NEW YORK ( TheStreet) -- With media and telecom firms in a heated play for scale with a frenzy of mergers and acquisitions, AT&T (T) - Get Report has honed its takeover strategy -- grow globally and invest heavily this year to expand its customer base.

With two major acquisitions shoring up its market share in Mexico and a takeover deal with satellite TV provider DirecTV (DTV) , AT&T anticipates pausing its merger momentum to sift through its new business opportunities.

"We've got our hands full getting the DirecTV deal done," said John Stephens, senior vice president and chief financial officer, at a Wednesday afternoon speech at Jefferies 2015 Tech, Media and Telecom Conference. "You're going to see us focus on DirecTV and getting integrated in Mexico -- getting those networks built and figuring out what we have with regard to the additional optionality we have in Latin America with regard to DirecTV and satellite products."

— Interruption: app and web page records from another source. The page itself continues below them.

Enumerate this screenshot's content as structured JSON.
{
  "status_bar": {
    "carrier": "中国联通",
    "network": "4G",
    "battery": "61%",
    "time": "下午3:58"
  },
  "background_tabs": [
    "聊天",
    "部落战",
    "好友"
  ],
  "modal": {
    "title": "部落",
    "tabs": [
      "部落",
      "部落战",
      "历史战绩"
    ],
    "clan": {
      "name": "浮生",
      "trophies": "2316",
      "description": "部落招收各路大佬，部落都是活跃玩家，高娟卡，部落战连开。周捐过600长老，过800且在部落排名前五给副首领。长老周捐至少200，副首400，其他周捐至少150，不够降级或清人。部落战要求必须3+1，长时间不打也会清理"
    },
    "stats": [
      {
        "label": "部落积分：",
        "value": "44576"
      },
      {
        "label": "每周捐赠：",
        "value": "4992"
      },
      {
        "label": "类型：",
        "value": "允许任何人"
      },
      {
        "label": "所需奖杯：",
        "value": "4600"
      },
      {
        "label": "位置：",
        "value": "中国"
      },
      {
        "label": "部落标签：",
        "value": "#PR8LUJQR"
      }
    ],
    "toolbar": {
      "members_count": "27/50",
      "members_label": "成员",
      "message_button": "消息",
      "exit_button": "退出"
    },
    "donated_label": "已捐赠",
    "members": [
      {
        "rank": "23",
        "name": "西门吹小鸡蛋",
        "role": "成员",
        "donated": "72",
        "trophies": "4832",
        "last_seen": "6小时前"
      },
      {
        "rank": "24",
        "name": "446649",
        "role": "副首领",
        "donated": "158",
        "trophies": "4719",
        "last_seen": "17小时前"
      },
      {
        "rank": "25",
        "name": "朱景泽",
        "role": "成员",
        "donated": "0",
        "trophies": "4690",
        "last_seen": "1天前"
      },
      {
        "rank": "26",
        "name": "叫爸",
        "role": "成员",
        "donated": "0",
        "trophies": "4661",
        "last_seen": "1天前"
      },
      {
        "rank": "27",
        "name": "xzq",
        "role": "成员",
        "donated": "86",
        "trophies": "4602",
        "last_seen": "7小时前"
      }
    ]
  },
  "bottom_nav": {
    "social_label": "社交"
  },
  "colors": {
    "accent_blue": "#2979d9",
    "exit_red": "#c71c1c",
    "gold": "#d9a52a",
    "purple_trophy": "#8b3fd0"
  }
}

In its effort to create one network in the U.S. and Mexico, AT&T last month wrapped up its acquisition of Nextel Mexico for $1.875 billion, less about $427 million of net debt and other adjustments. The telecom giant earlier this year closed its acquisition of Mexican mobile carrier Iusacell SA for $2.5 billion and now plans to fold Iusacell and Nextel into one company to anchor into Mexico's mobile market share with what it calls "the first-ever North American Mobile Service area" with more than 400 million customers and businesses in the U.S. and Mexico.

America Movil (AMX) - Get Report , controlled largely by Carlos Slim, one of the richest men in the world, dominates Mexico's telecom sector, with about 70% mobile market share. But AT&T's recent acquisitions should give it about 11% market share there.

Meanwhile, AT&T is awaiting approval of a $48.5 billion planned takeover of DirecTV, which most expect will be blessed by regulators, unlike the recently collapsed deal between Comcast (CMCSA) - Get Report and Time Warner Cable (TWX) . Reports Tuesday afternoon suggesting the deal should close soon sent shares surging Tuesday, with shares gaining another 1% on Wednesday.

AT&T shares have been fairly volatile over the past twelve months, so far this year, up 1.3% year-to-date, but down 6% from year-ago prices.

Macquarie Research is among several firms with a positive rating on AT&T, recently upgrading the stock to outperform and raising the price target to $37 from $33, citing optimism over the DirecTV deal. "We are recommending that investors begin to buy shares of T now, ahead of formal deal approvals and likely share 'flowback' from DTV holders," said Macquarie analyst Kevin Smithen in an April 23 note. "Our view is that T shares could trade sideways for 2 to 3 months or could trade up about 0%, but downside looks minimal."

Unlike its competitor Verizon (VZ) - Get Report, which recently announced its intent to acquire AOL (AOL) , AT&T is expanding its presence in content in a different way.

Today, AT&T announced an expanded deal with Hulu, in which Hulu will offer its services to AT&T customers through AT&T's websites and mobile applications, starting later this year.

"We know that our customers want to be able to access video on multiple devices," said Andrew Goodman, associate vice president, AT&T content acquisition, in a statement.

AT&T's other other over-the-top initiatives include Otter Media a venture with The Chernin Group to invest in, acquire and launch over-the-top video services. For example, Otter Media purchased a majority stake in Fullscreen, a global online media company with more than 50,000 content creators and 450 million subscribers.

This article is commentary by an independent contributor. At the time of publication, the author held no positions in the stocks mentioned.